#### Goal of the exercise
Give the number of lines below that contain the string "this", and no other text.

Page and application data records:

________________________________________

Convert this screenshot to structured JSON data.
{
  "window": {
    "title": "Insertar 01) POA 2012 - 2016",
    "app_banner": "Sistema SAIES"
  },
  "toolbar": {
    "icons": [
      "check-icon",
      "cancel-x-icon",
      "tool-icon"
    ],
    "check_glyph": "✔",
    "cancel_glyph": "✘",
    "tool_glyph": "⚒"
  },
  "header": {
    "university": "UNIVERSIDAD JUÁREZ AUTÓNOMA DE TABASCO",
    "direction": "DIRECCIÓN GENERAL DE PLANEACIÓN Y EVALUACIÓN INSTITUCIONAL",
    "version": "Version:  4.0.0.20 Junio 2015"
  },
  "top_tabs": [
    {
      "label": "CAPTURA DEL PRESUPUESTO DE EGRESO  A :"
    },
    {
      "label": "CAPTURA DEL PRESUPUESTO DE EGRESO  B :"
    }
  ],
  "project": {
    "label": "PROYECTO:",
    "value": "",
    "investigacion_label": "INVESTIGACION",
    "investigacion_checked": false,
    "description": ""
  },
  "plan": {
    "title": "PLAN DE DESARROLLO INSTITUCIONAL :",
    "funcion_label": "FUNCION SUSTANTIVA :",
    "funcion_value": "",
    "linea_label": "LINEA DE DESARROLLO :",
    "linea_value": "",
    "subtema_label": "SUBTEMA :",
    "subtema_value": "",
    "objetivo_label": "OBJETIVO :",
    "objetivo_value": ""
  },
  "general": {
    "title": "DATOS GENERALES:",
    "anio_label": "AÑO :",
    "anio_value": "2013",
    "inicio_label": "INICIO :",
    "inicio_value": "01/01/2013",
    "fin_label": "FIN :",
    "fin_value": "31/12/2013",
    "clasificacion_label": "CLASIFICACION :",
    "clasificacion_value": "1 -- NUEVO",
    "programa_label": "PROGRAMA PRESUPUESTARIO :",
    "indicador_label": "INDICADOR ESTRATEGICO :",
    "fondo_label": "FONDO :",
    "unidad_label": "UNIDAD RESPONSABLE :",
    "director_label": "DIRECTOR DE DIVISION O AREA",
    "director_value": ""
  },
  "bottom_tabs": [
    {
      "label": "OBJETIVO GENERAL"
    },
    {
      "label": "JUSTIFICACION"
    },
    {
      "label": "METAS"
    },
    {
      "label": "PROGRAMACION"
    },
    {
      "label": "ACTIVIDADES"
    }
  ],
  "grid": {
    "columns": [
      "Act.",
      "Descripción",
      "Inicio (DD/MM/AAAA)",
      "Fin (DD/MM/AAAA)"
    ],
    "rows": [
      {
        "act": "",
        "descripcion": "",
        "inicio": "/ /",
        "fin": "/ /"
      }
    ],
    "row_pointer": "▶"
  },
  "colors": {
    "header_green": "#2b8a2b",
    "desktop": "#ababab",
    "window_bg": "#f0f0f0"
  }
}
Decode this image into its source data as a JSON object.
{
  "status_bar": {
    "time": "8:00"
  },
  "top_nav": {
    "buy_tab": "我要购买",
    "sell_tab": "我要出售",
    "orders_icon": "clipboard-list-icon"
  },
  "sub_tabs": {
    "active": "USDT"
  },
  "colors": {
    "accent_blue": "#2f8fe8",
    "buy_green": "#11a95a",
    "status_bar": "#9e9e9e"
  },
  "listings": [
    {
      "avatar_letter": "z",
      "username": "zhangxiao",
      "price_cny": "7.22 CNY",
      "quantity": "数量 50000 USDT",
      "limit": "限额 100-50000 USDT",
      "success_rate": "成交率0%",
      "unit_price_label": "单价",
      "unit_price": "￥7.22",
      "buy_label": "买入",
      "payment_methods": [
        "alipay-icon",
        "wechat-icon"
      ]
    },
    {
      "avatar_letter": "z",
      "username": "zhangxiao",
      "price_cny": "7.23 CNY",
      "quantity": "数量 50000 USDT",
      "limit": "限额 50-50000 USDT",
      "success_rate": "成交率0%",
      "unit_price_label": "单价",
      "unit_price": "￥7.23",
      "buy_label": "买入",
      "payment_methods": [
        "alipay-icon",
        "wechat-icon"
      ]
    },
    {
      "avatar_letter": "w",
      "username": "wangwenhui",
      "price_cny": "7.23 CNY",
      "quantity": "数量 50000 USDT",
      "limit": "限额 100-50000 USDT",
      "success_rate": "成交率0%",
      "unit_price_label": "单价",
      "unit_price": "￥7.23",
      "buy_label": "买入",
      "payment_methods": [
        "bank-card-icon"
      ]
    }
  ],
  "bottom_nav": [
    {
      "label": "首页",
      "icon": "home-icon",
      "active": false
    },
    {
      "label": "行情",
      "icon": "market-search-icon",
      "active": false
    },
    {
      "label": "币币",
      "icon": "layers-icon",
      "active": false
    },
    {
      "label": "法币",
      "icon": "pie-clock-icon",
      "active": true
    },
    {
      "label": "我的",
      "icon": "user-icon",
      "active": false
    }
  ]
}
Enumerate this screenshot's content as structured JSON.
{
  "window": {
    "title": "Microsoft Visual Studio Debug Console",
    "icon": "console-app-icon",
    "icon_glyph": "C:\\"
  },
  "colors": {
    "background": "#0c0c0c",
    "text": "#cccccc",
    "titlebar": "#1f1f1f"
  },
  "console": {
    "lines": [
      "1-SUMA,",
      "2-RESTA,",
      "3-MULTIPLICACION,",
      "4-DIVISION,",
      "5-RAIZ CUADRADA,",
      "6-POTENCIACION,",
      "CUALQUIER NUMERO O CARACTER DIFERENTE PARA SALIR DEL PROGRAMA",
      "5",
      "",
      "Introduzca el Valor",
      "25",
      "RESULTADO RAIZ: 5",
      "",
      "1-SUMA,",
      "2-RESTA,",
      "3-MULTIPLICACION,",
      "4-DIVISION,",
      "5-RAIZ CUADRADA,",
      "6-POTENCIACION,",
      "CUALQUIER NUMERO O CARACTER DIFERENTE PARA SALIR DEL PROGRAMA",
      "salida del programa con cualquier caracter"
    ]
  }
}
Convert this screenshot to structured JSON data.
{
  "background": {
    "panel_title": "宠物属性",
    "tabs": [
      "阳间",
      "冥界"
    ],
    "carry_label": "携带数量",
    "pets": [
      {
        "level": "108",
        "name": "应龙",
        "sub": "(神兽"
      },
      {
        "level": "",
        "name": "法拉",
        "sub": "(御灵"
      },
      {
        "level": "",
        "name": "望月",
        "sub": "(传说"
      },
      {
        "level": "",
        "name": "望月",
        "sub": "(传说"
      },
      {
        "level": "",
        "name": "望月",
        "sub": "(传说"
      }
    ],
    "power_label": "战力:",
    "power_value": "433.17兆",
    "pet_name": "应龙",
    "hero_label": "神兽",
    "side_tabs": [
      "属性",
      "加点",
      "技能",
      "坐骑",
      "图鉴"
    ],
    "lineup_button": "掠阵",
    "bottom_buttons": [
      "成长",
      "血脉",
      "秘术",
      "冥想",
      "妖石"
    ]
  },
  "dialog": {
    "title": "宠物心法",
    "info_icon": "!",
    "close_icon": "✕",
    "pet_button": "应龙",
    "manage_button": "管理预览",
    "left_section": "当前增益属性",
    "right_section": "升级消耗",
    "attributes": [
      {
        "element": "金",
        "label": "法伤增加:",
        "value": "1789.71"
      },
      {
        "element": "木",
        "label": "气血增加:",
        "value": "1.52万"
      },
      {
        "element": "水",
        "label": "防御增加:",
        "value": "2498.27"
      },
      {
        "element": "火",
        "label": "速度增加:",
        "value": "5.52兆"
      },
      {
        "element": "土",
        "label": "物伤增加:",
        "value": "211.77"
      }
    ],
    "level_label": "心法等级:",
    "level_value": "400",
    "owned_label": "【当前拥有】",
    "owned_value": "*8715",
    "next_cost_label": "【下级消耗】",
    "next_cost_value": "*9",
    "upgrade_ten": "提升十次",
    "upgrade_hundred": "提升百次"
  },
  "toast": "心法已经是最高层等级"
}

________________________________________

#### Response box
4